TSEs can be conducted by anyone, but an effective TSE needs to be done by a well-trained team. Staff Sgt. Gustavo Pesquera, a criminal investigator with CID, 3rd Law Enforcement Battalion, III Marine Expeditionary Force Information Group, set up a TSE in order to evaluate his Marines. He planted and concealed several props within a building to serve as forensic material. Pesquera gave the Marines a scenario and a set amount of time to collect as much evidence as possible.
“You never know how much time you have at a site,” said Pesquera, a native of San Juan, Puerto Rico. “You don’t know if the enemy will come attack or if there’s another mission that needs to be accomplished. Due to our background as criminal investigators, we know what the bad guys think and we know exactly what to look for that would give us the most intelligence.”
CID Marines train for TSEs because they have variable scenarios which often lead to unpredictable situations. To ensure the search and collection of forensic material goes as smoothly as possible, CID Marines take several steps in preparation.
Before anything, a team of Marines is formed with one designated leader and another as assistant leader. The team leader receives a brief on what needs to be obtained during the TSE and then passes on the information to his team. The team will then prepare all the equipment they would need, which usually includes cameras, chalk, tape, sample vials, latex gloves and paper bags.
Sgt. Michael Rauch, a criminal investigator with CID, 3rd LE Bn., III MIG, and his team were told the building they were searching was a possible IED manufacturing house and had eight minutes, due to possible nearby hostile forces, to gather evidence that explosives were being made.
The two-story concrete building had many rooms and even more inconspicuous places to hide things. Each scenario is different, but how TSE is conducted and the basics always remain the same.
“Repetition is what makes you better,” said Rauch, a native of Kettering, Ohio. “It builds muscle memory. So when it’s time to actually execute, you know what to do. When your mind shuts down and your body freaks out, you just go with what you know and what you trained for.”

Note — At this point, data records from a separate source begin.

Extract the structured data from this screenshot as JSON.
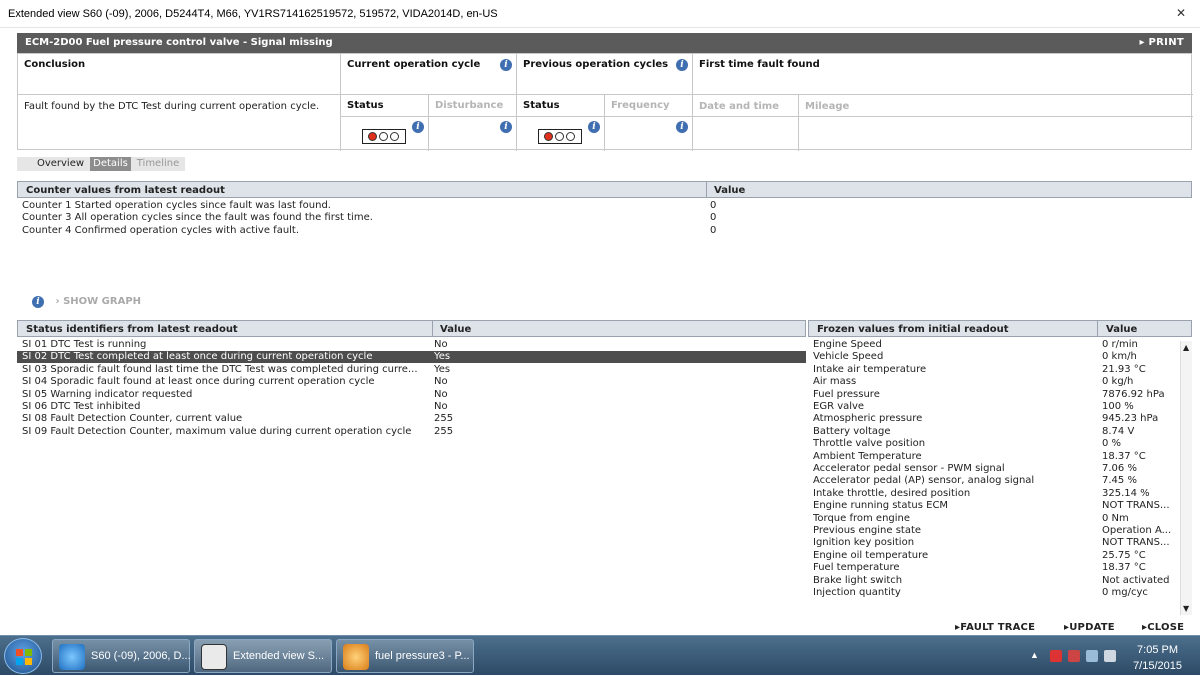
{
  "window": {
    "title": "Extended view   S60 (-09), 2006, D5244T4, M66, YV1RS714162519572, 519572, VIDA2014D, en-US",
    "close": "✕"
  },
  "fault": {
    "title": "ECM-2D00 Fuel pressure control valve - Signal missing",
    "print": "PRINT"
  },
  "grid": {
    "conclusion_label": "Conclusion",
    "conclusion_text": "Fault found by the DTC Test during current operation cycle.",
    "current_cycle": "Current operation cycle",
    "previous_cycles": "Previous operation cycles",
    "first_time": "First time fault found",
    "status": "Status",
    "disturbance": "Disturbance",
    "status2": "Status",
    "frequency": "Frequency",
    "date_time": "Date and time",
    "mileage": "Mileage"
  },
  "tabs": [
    "Overview",
    "Details",
    "Timeline"
  ],
  "counters": {
    "header": "Counter values from latest readout",
    "value_header": "Value",
    "rows": [
      {
        "name": "Counter 1 Started operation cycles since fault was last found.",
        "value": "0"
      },
      {
        "name": "Counter 3 All operation cycles since the fault was found the first time.",
        "value": "0"
      },
      {
        "name": "Counter 4 Confirmed operation cycles with active fault.",
        "value": "0"
      }
    ]
  },
  "show_graph": "SHOW GRAPH",
  "status_ids": {
    "header": "Status identifiers from latest readout",
    "value_header": "Value",
    "rows": [
      {
        "name": "SI 01 DTC Test is running",
        "value": "No"
      },
      {
        "name": "SI 02 DTC Test completed at least once during current operation cycle",
        "value": "Yes"
      },
      {
        "name": "SI 03 Sporadic fault found last time the DTC Test was completed during curre...",
        "value": "Yes"
      },
      {
        "name": "SI 04 Sporadic fault found at least once during current operation cycle",
        "value": "No"
      },
      {
        "name": "SI 05 Warning indicator requested",
        "value": "No"
      },
      {
        "name": "SI 06 DTC Test inhibited",
        "value": "No"
      },
      {
        "name": "SI 08 Fault Detection Counter, current value",
        "value": "255"
      },
      {
        "name": "SI 09 Fault Detection Counter, maximum value during current operation cycle",
        "value": "255"
      }
    ]
  },
  "frozen": {
    "header": "Frozen values from initial readout",
    "value_header": "Value",
    "rows": [
      {
        "name": "Engine Speed",
        "value": "0 r/min"
      },
      {
        "name": "Vehicle Speed",
        "value": "0 km/h"
      },
      {
        "name": "Intake air temperature",
        "value": "21.93 °C"
      },
      {
        "name": "Air mass",
        "value": "0 kg/h"
      },
      {
        "name": "Fuel pressure",
        "value": "7876.92 hPa"
      },
      {
        "name": "EGR valve",
        "value": "100 %"
      },
      {
        "name": "Atmospheric pressure",
        "value": "945.23 hPa"
      },
      {
        "name": "Battery voltage",
        "value": "8.74 V"
      },
      {
        "name": "Throttle valve position",
        "value": "0 %"
      },
      {
        "name": "Ambient Temperature",
        "value": "18.37 °C"
      },
      {
        "name": "Accelerator pedal sensor - PWM signal",
        "value": "7.06 %"
      },
      {
        "name": "Accelerator pedal (AP) sensor, analog signal",
        "value": "7.45 %"
      },
      {
        "name": "Intake throttle, desired position",
        "value": "325.14 %"
      },
      {
        "name": "Engine running status ECM",
        "value": "NOT TRANS..."
      },
      {
        "name": "Torque from engine",
        "value": "0 Nm"
      },
      {
        "name": "Previous engine state",
        "value": "Operation A..."
      },
      {
        "name": "Ignition key position",
        "value": "NOT TRANS..."
      },
      {
        "name": "Engine oil temperature",
        "value": "25.75 °C"
      },
      {
        "name": "Fuel temperature",
        "value": "18.37 °C"
      },
      {
        "name": "Brake light switch",
        "value": "Not activated"
      },
      {
        "name": "Injection quantity",
        "value": "0 mg/cyc"
      }
    ]
  },
  "actions": {
    "fault_trace": "FAULT TRACE",
    "update": "UPDATE",
    "close": "CLOSE"
  },
  "taskbar": {
    "items": [
      "S60 (-09), 2006, D...",
      "Extended view   S...",
      "fuel pressure3 - P..."
    ],
    "time": "7:05 PM",
    "date": "7/15/2015"
  },
  "colors": {
    "header_bar": "#5b5b5b",
    "selected_row": "#4d4d4d",
    "info_icon": "#3f6fb0",
    "fault_light": "#e0311c",
    "taskbar": "#2d4a66"
  }
}
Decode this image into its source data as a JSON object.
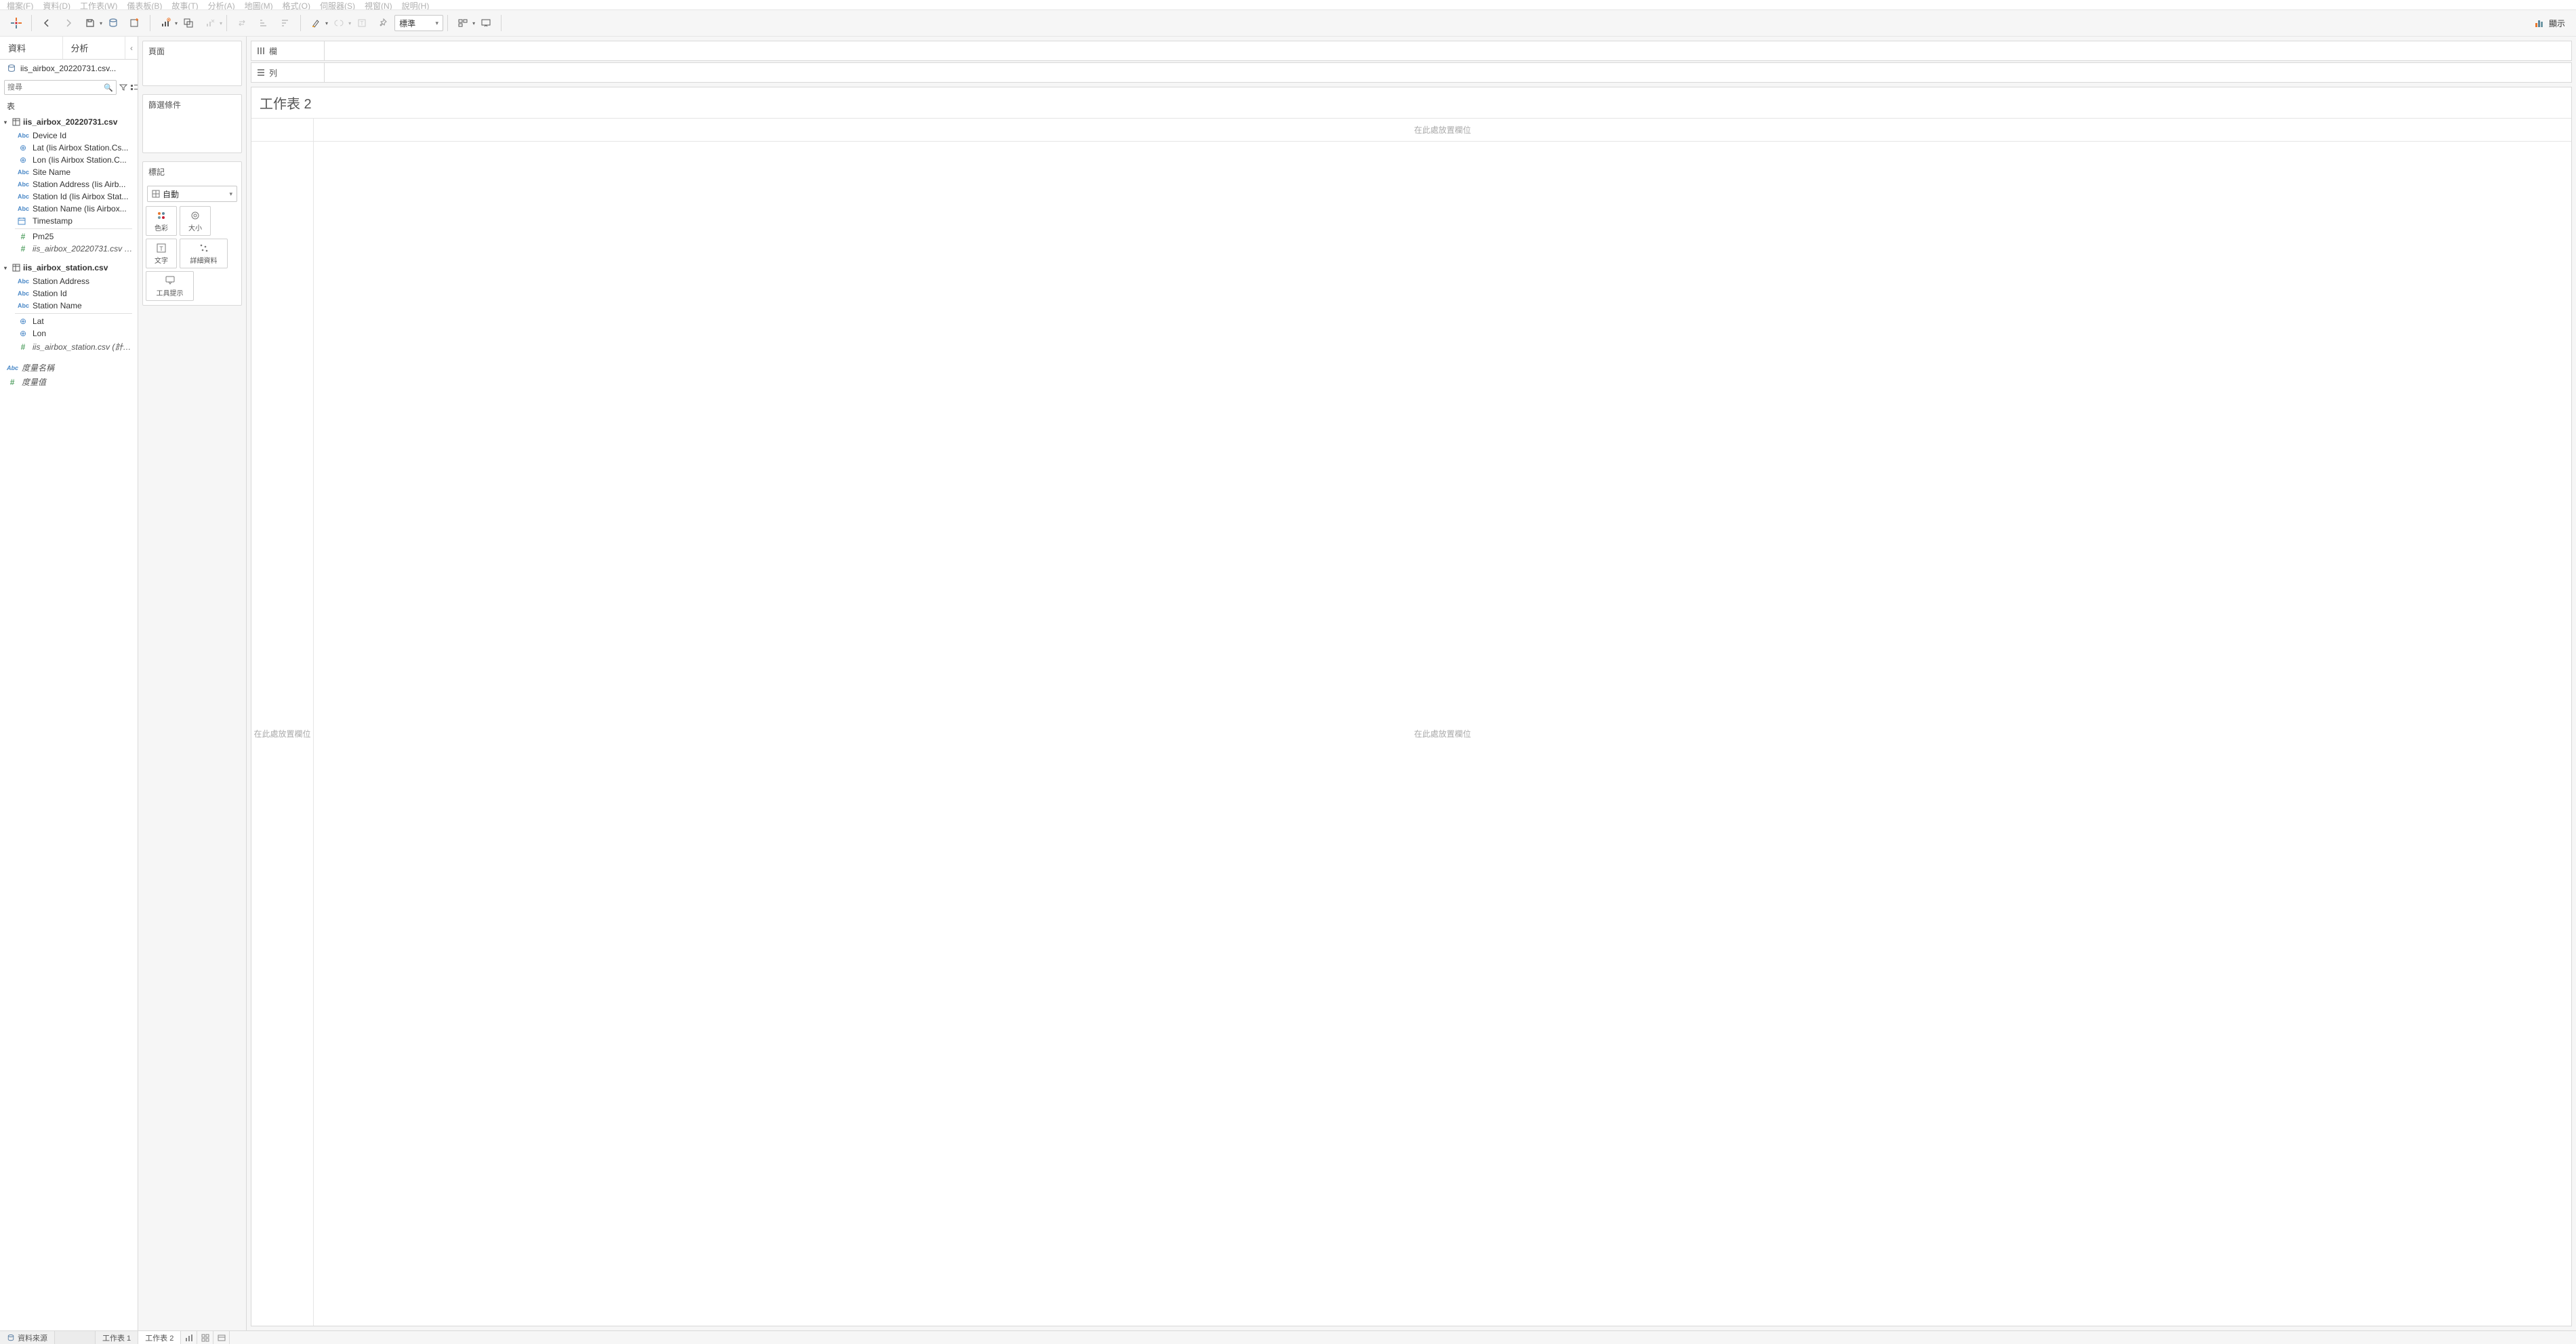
{
  "menu": [
    "檔案(F)",
    "資料(D)",
    "工作表(W)",
    "儀表板(B)",
    "故事(T)",
    "分析(A)",
    "地圖(M)",
    "格式(O)",
    "伺服器(S)",
    "視窗(N)",
    "說明(H)"
  ],
  "toolbar": {
    "fit_dropdown": "標準",
    "show_me": "顯示"
  },
  "sidebar": {
    "tab_data": "資料",
    "tab_analytics": "分析",
    "datasource": "iis_airbox_20220731.csv...",
    "search_placeholder": "搜尋",
    "tables_label": "表",
    "groups": [
      {
        "name": "iis_airbox_20220731.csv",
        "fields": [
          {
            "type": "abc",
            "label": "Device Id"
          },
          {
            "type": "globe",
            "label": "Lat (Iis Airbox Station.Cs..."
          },
          {
            "type": "globe",
            "label": "Lon (Iis Airbox Station.C..."
          },
          {
            "type": "abc",
            "label": "Site Name"
          },
          {
            "type": "abc",
            "label": "Station Address (Iis Airb..."
          },
          {
            "type": "abc",
            "label": "Station Id (Iis Airbox Stat..."
          },
          {
            "type": "abc",
            "label": "Station Name (Iis Airbox..."
          },
          {
            "type": "date",
            "label": "Timestamp"
          },
          {
            "type": "num",
            "label": "Pm25"
          },
          {
            "type": "num",
            "label": "iis_airbox_20220731.csv (...",
            "italic": true
          }
        ]
      },
      {
        "name": "iis_airbox_station.csv",
        "fields": [
          {
            "type": "abc",
            "label": "Station Address"
          },
          {
            "type": "abc",
            "label": "Station Id"
          },
          {
            "type": "abc",
            "label": "Station Name"
          },
          {
            "type": "globe",
            "label": "Lat"
          },
          {
            "type": "globe",
            "label": "Lon"
          },
          {
            "type": "num",
            "label": "iis_airbox_station.csv (計數)",
            "italic": true
          }
        ]
      }
    ],
    "measure_names": "度量名稱",
    "measure_values": "度量值"
  },
  "shelves": {
    "pages": "頁面",
    "filters": "篩選條件",
    "marks": "標記",
    "mark_type": "自動",
    "color": "色彩",
    "size": "大小",
    "text": "文字",
    "detail": "詳細資料",
    "tooltip": "工具提示"
  },
  "rowcol": {
    "columns": "欄",
    "rows": "列"
  },
  "sheet": {
    "title": "工作表 2",
    "drop_hint": "在此處放置欄位"
  },
  "bottom": {
    "datasource": "資料來源",
    "sheet1": "工作表 1",
    "sheet2": "工作表 2"
  }
}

Pesquera observes Rauch’s team as they take photos of the area, mark rooms that possibly contained important materials, and then gather the evidence. Rauch and his team finish the TSE with a few seconds to spare. They grab all of their equipment and secure the evidence, before sprinting a quarter of a mile down the road to their designated rendezvous.
After they consolidated, Rauch and his team met up with Pesquera, who gave them several tips that will continue to improve their skills when conducting TSEs.
According to Pesquera, he’s confident that his Marines will be a great asset to operations in the information environment when the time comes to implement their skills.
“Tactical site exploitation is extremely important for everybody to know,” said Pesquera. “I believe everybody should know at least a basic form of TSE, because anything could lead to intelligence. If everybody is able to do their part, the intelligence and everything we could get [from] doing TSEs could lead to us becoming a better warfighting organization than we already are.”